**Instructions for the task:** Which lines of the records contain the word "elementData"? Copy each one.

Records from a dataset

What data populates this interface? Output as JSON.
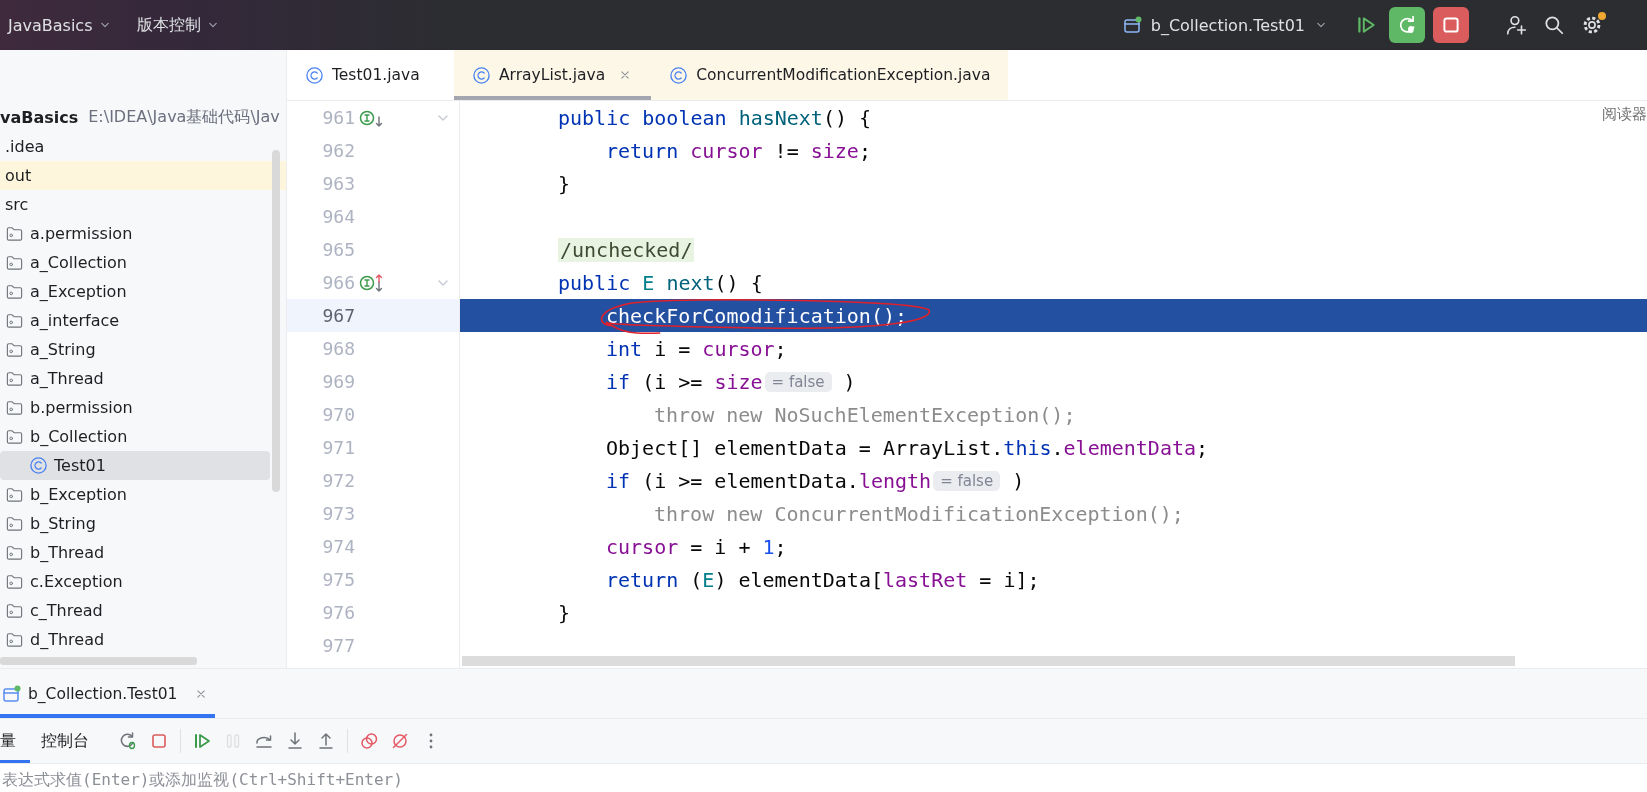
{
  "top_bar": {
    "project": "JavaBasics",
    "vcs": "版本控制",
    "run_config": "b_Collection.Test01",
    "actions": [
      {
        "kind": "resume"
      },
      {
        "kind": "rerun-debug"
      },
      {
        "kind": "stop"
      },
      {
        "kind": "add-user"
      },
      {
        "kind": "search"
      },
      {
        "kind": "settings",
        "notification": true
      }
    ]
  },
  "project_tree": {
    "root": {
      "name": "vaBasics",
      "path": "E:\\IDEA\\Java基础代码\\Jav"
    },
    "items": [
      {
        "name": ".idea",
        "kind": "plain",
        "selected": false,
        "excluded": false
      },
      {
        "name": "out",
        "kind": "plain",
        "selected": false,
        "excluded": true
      },
      {
        "name": "src",
        "kind": "plain",
        "selected": false,
        "excluded": false
      },
      {
        "name": "a.permission",
        "kind": "folder",
        "selected": false,
        "excluded": false
      },
      {
        "name": "a_Collection",
        "kind": "folder",
        "selected": false,
        "excluded": false
      },
      {
        "name": "a_Exception",
        "kind": "folder",
        "selected": false,
        "excluded": false
      },
      {
        "name": "a_interface",
        "kind": "folder",
        "selected": false,
        "excluded": false
      },
      {
        "name": "a_String",
        "kind": "folder",
        "selected": false,
        "excluded": false
      },
      {
        "name": "a_Thread",
        "kind": "folder",
        "selected": false,
        "excluded": false
      },
      {
        "name": "b.permission",
        "kind": "folder",
        "selected": false,
        "excluded": false
      },
      {
        "name": "b_Collection",
        "kind": "folder",
        "selected": false,
        "excluded": false,
        "children": [
          {
            "name": "Test01",
            "kind": "class",
            "selected": true,
            "excluded": false
          }
        ]
      },
      {
        "name": "b_Exception",
        "kind": "folder",
        "selected": false,
        "excluded": false
      },
      {
        "name": "b_String",
        "kind": "folder",
        "selected": false,
        "excluded": false
      },
      {
        "name": "b_Thread",
        "kind": "folder",
        "selected": false,
        "excluded": false
      },
      {
        "name": "c.Exception",
        "kind": "folder",
        "selected": false,
        "excluded": false
      },
      {
        "name": "c_Thread",
        "kind": "folder",
        "selected": false,
        "excluded": false
      },
      {
        "name": "d_Thread",
        "kind": "folder",
        "selected": false,
        "excluded": false
      }
    ]
  },
  "editor_tabs": [
    {
      "label": "Test01.java",
      "selected": false,
      "non_project": false,
      "closable": false
    },
    {
      "label": "ArrayList.java",
      "selected": true,
      "non_project": true,
      "closable": true
    },
    {
      "label": "ConcurrentModificationException.java",
      "selected": false,
      "non_project": true,
      "closable": false
    }
  ],
  "reader_mode": "阅读器",
  "code_lines": [
    {
      "number": "961",
      "marker": {
        "kind": "down"
      },
      "foldable": true,
      "current": false,
      "circled": false,
      "tokens": [
        {
          "kind": "keyword",
          "text": "public boolean "
        },
        {
          "kind": "method",
          "text": "hasNext"
        },
        {
          "kind": "plain",
          "text": "() {"
        }
      ],
      "children": [
        {
          "number": "962",
          "foldable": false,
          "current": false,
          "circled": false,
          "tokens": [
            {
              "kind": "keyword",
              "text": "return "
            },
            {
              "kind": "field",
              "text": "cursor"
            },
            {
              "kind": "plain",
              "text": " != "
            },
            {
              "kind": "field",
              "text": "size"
            },
            {
              "kind": "plain",
              "text": ";"
            }
          ]
        }
      ]
    },
    {
      "number": "963",
      "foldable": false,
      "current": false,
      "circled": false,
      "tokens": [
        {
          "kind": "plain",
          "text": "}"
        }
      ]
    },
    {
      "number": "964",
      "foldable": false,
      "current": false,
      "circled": false
    },
    {
      "number": "965",
      "foldable": false,
      "current": false,
      "circled": false,
      "tokens": [
        {
          "kind": "doc",
          "text": "/unchecked/"
        }
      ]
    },
    {
      "number": "966",
      "marker": {
        "kind": "up-down"
      },
      "foldable": true,
      "current": false,
      "circled": false,
      "tokens": [
        {
          "kind": "keyword",
          "text": "public "
        },
        {
          "kind": "type",
          "text": "E"
        },
        {
          "kind": "method",
          "text": " next"
        },
        {
          "kind": "plain",
          "text": "() {"
        }
      ],
      "children": [
        {
          "number": "967",
          "foldable": false,
          "current": true,
          "circled": true,
          "tokens": [
            {
              "kind": "plain",
              "text": "checkForComodification();"
            }
          ]
        },
        {
          "number": "968",
          "foldable": false,
          "current": false,
          "circled": false,
          "tokens": [
            {
              "kind": "keyword",
              "text": "int "
            },
            {
              "kind": "plain",
              "text": "i = "
            },
            {
              "kind": "field",
              "text": "cursor"
            },
            {
              "kind": "plain",
              "text": ";"
            }
          ]
        },
        {
          "number": "969",
          "foldable": false,
          "current": false,
          "circled": false,
          "tokens": [
            {
              "kind": "keyword",
              "text": "if "
            },
            {
              "kind": "plain",
              "text": "(i >= "
            },
            {
              "kind": "field",
              "text": "size"
            },
            {
              "kind": "hint",
              "text": "= false"
            },
            {
              "kind": "plain",
              "text": " )"
            }
          ],
          "children": [
            {
              "number": "970",
              "foldable": false,
              "current": false,
              "circled": false,
              "tokens": [
                {
                  "kind": "dim",
                  "text": "throw new NoSuchElementException();"
                }
              ]
            }
          ]
        },
        {
          "number": "971",
          "foldable": false,
          "current": false,
          "circled": false,
          "tokens": [
            {
              "kind": "plain",
              "text": "Object[] elementData = ArrayList."
            },
            {
              "kind": "keyword",
              "text": "this"
            },
            {
              "kind": "plain",
              "text": "."
            },
            {
              "kind": "field",
              "text": "elementData"
            },
            {
              "kind": "plain",
              "text": ";"
            }
          ]
        },
        {
          "number": "972",
          "foldable": false,
          "current": false,
          "circled": false,
          "tokens": [
            {
              "kind": "keyword",
              "text": "if "
            },
            {
              "kind": "plain",
              "text": "(i >= elementData."
            },
            {
              "kind": "field",
              "text": "length"
            },
            {
              "kind": "hint",
              "text": "= false"
            },
            {
              "kind": "plain",
              "text": " )"
            }
          ],
          "children": [
            {
              "number": "973",
              "foldable": false,
              "current": false,
              "circled": false,
              "tokens": [
                {
                  "kind": "dim",
                  "text": "throw new ConcurrentModificationException();"
                }
              ]
            }
          ]
        },
        {
          "number": "974",
          "foldable": false,
          "current": false,
          "circled": false,
          "tokens": [
            {
              "kind": "field",
              "text": "cursor"
            },
            {
              "kind": "plain",
              "text": " = i + "
            },
            {
              "kind": "number",
              "text": "1"
            },
            {
              "kind": "plain",
              "text": ";"
            }
          ]
        },
        {
          "number": "975",
          "foldable": false,
          "current": false,
          "circled": false,
          "tokens": [
            {
              "kind": "keyword",
              "text": "return "
            },
            {
              "kind": "plain",
              "text": "("
            },
            {
              "kind": "type",
              "text": "E"
            },
            {
              "kind": "plain",
              "text": ") elementData["
            },
            {
              "kind": "field",
              "text": "lastRet"
            },
            {
              "kind": "plain",
              "text": " = i];"
            }
          ]
        }
      ]
    },
    {
      "number": "976",
      "foldable": false,
      "current": false,
      "circled": false,
      "tokens": [
        {
          "kind": "plain",
          "text": "}"
        }
      ]
    },
    {
      "number": "977",
      "foldable": false,
      "current": false,
      "circled": false
    }
  ],
  "debug_panel": {
    "session_tab": {
      "label": "b_Collection.Test01",
      "selected": true
    },
    "tabs": [
      {
        "label": "量",
        "selected": true
      },
      {
        "label": "控制台",
        "selected": false
      }
    ],
    "toolbar": [
      {
        "kind": "rerun",
        "disabled": false
      },
      {
        "kind": "stop",
        "disabled": false
      },
      {
        "kind": "separator"
      },
      {
        "kind": "resume",
        "disabled": false
      },
      {
        "kind": "pause",
        "disabled": true
      },
      {
        "kind": "step-over",
        "disabled": false
      },
      {
        "kind": "step-into",
        "disabled": false
      },
      {
        "kind": "step-out",
        "disabled": false
      },
      {
        "kind": "separator"
      },
      {
        "kind": "breakpoints",
        "disabled": false
      },
      {
        "kind": "mute-breakpoints",
        "disabled": false
      },
      {
        "kind": "more",
        "disabled": false
      }
    ],
    "eval_placeholder": "表达式求值(Enter)或添加监视(Ctrl+Shift+Enter)"
  }
}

**Task solution:**
              "text": "Object[] elementData = ArrayList."
              "text": "elementData"
              "text": "(i >= elementData."
              "text": ") elementData["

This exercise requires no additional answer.